MATERIAL FOR THE TASK
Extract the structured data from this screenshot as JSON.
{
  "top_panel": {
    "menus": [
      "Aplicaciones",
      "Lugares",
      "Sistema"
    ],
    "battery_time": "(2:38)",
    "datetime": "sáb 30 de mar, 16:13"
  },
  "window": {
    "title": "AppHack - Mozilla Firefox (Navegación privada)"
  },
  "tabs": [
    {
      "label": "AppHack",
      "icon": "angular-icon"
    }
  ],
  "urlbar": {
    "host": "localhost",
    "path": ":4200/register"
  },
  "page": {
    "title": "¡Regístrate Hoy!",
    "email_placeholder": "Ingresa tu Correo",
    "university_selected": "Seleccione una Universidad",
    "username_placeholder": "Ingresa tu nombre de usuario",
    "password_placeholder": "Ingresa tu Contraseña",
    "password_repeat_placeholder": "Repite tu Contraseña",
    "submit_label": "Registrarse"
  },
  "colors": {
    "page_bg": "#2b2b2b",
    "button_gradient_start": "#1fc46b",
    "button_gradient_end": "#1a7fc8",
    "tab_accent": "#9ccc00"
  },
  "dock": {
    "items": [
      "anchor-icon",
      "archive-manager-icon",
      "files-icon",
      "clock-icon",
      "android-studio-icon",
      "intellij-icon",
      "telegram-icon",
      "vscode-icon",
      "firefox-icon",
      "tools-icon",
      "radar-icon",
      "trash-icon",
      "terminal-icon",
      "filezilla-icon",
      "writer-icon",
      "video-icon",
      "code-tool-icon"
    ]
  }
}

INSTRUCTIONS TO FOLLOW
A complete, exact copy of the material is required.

ANSWER TO THIS TASK
Extract the structured data from this screenshot as JSON.
{
  "top_panel": {
    "menus": [
      "Aplicaciones",
      "Lugares",
      "Sistema"
    ],
    "battery_time": "(2:38)",
    "datetime": "sáb 30 de mar, 16:13"
  },
  "window": {
    "title": "AppHack - Mozilla Firefox (Navegación privada)"
  },
  "tabs": [
    {
      "label": "AppHack",
      "icon": "angular-icon"
    }
  ],
  "urlbar": {
    "host": "localhost",
    "path": ":4200/register"
  },
  "page": {
    "title": "¡Regístrate Hoy!",
    "email_placeholder": "Ingresa tu Correo",
    "university_selected": "Seleccione una Universidad",
    "username_placeholder": "Ingresa tu nombre de usuario",
    "password_placeholder": "Ingresa tu Contraseña",
    "password_repeat_placeholder": "Repite tu Contraseña",
    "submit_label": "Registrarse"
  },
  "colors": {
    "page_bg": "#2b2b2b",
    "button_gradient_start": "#1fc46b",
    "button_gradient_end": "#1a7fc8",
    "tab_accent": "#9ccc00"
  },
  "dock": {
    "items": [
      "anchor-icon",
      "archive-manager-icon",
      "files-icon",
      "clock-icon",
      "android-studio-icon",
      "intellij-icon",
      "telegram-icon",
      "vscode-icon",
      "firefox-icon",
      "tools-icon",
      "radar-icon",
      "trash-icon",
      "terminal-icon",
      "filezilla-icon",
      "writer-icon",
      "video-icon",
      "code-tool-icon"
    ]
  }
}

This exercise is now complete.